Pull every line from the records that has the word "VisualStateGroups" in it.

*** Opening of Given data ***

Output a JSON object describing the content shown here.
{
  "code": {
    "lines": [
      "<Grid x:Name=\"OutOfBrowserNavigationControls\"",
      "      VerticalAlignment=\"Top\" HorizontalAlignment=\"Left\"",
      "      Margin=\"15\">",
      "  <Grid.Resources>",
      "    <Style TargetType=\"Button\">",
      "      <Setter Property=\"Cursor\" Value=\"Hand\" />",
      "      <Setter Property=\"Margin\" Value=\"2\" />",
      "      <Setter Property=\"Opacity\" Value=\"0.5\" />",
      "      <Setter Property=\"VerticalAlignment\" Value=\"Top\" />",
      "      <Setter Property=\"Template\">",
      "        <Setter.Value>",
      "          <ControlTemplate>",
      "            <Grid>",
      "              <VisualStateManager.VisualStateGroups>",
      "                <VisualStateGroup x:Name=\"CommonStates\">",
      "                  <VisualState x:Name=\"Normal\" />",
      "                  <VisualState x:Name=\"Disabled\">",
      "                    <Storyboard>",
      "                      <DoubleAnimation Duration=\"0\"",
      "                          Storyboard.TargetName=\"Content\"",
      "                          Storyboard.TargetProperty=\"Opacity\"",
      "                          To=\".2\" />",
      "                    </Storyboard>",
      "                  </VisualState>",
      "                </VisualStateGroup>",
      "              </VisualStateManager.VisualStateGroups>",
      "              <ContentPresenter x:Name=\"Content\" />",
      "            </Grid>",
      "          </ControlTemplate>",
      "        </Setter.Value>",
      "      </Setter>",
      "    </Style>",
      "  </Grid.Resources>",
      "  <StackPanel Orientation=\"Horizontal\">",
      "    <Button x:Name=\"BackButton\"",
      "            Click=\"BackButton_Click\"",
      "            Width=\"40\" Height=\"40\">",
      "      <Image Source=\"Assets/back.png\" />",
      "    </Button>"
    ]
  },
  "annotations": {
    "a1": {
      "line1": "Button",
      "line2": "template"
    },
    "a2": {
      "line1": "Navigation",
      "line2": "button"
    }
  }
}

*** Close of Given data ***

Solution for this exercise:
      "              <VisualStateManager.VisualStateGroups>",
      "              </VisualStateManager.VisualStateGroups>",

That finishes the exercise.